When I was at Coldwater High School, I was on the football team, wrestled, and played as many sports as I could. Neither of my parents went to high school when they were young, so when I approached graduation, I didn’t have much of a career plan. That is, until my senior year, when I befriended a banker. He was a terrific role model for me, and I quickly decided that I would like to have a job like his someday.
http://269mag.com/wp-content/uploads/2018/07/16_HowDidIGetHere.jpg9842174Ron Kitchenshttp://269mag.com/wp-content/uploads/2018/01/269_Logo_tm_3.pngRon Kitchens2018-07-31 23:34:582018-10-10 13:54:41HOW DID I GET HERE? - Kit Snyder
Pioneer High School, where I went to school, sat kitty-corner from the University of Michigan football stadium; we felt very much a part of what went on at the campus. It was a time of great change for our nation, and the political unrest at my school that mirrored what was happening in downtown Ann Arbor. At the same time, the high school benefited from its proximity to the university; the opportunities we had were unbelievable. We could choose to take classes in eight different foreign languages taught by University of Michigan faculty.
1975 | GRADUATED FROM MICHIGAN STATE UNIVERSITY
I ended up going to Michigan State—surprisingly, a lot of my classmates did the same! I went there, because I decided I wanted to work in the hotel and restaurant industry. Michigan State had, and still has, the second-best hospitality program in the country.
http://269mag.com/wp-content/uploads/2018/06/15_HowDidIGetHere.jpg9842174Ron Kitchenshttp://269mag.com/wp-content/uploads/2018/01/269_Logo_tm_3.pngRon Kitchens2018-06-03 22:29:122018-07-31 23:36:33HOW DID I GET HERE? - Gary Schultz
I grew up in a very tight-knit, family town. I think it was (a question) on Jeopardy (once) for having more churches per capita than anywhere else in the world.
We also love our football in Wheaton. Harold “Red” Grange was from Wheaton. He was arguably the best college football player of all time—people called him “The Galloping Ghost.” We all tried to live up to his legacy. Starting in 1988 there was a 22-year stretch when we were in eleven state championships; I was proud to be a part of that.
1994 | GRADUATED FROM WHEATON WARRENVILLE SOUTH HIGH SCHOOL
I played high school football from 1991 to 1994. I was so lucky, mostly because I had John Thorne as a coach. He was the best coach I have ever been around, still to this day. He’s in every hall of fame possible, but he never talked about winning because character and integrity were much more important.

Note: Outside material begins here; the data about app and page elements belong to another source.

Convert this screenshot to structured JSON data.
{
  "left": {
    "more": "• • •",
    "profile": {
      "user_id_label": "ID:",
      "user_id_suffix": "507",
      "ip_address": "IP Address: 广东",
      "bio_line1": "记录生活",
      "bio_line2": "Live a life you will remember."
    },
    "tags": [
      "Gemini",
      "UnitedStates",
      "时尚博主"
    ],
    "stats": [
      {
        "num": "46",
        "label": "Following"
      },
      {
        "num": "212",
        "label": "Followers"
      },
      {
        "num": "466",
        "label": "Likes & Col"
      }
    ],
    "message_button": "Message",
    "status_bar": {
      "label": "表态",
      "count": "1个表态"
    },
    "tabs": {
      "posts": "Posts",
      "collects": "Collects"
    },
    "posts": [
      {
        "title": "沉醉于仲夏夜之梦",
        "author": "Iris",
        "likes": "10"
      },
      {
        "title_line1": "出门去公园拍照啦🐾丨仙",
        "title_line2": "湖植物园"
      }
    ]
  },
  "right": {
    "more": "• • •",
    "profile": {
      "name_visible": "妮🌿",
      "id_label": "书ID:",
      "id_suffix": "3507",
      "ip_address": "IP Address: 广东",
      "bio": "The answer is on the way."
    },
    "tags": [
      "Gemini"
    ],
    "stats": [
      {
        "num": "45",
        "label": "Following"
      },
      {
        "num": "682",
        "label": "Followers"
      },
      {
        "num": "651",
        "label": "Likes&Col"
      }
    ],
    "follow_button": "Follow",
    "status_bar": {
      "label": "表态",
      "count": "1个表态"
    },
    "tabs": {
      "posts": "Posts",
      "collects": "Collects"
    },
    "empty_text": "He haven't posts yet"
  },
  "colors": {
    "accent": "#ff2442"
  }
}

Because I was surrounded by terrific teammates and coaches, a lot of opportunities opened up. I used to dream about where I would play after high school. I wanted to go to the University of Florida, UCLA, Nebraska, or any of the other places that were sending me offers. Everything changed my senior year when I blew my knee out during the second-to-last game of the season. I was so frustrated with the timing that I tricked the trainer into letting me play the final game. That lasted four plays before it happened again and I needed surgery.
A few of schools like Penn State and West Virginia stayed with me through the injury. But I needed to re-evaluate my options, especially when all the Mid-American Conference (MAC) schools that initially thought I wouldn’t be interested started calling me. I realized that I had to change my priorities; I decided to base my decision not on prestige, but on people and environment.
http://269mag.com/wp-content/uploads/2018/01/13_HowDidIGetHere.jpg9842174Ron Kitchenshttp://269mag.com/wp-content/uploads/2018/01/269_Logo_tm_3.pngRon Kitchens2018-01-23 10:11:402018-03-27 13:19:50HOW DID I GET HERE? - Tim Lester
Our hope is that the readers of 269 MAGAZINE will become active participants in the world around them and join our mission to make Southwest Michigan the place to make a home, go to work, and bring dreams to reality.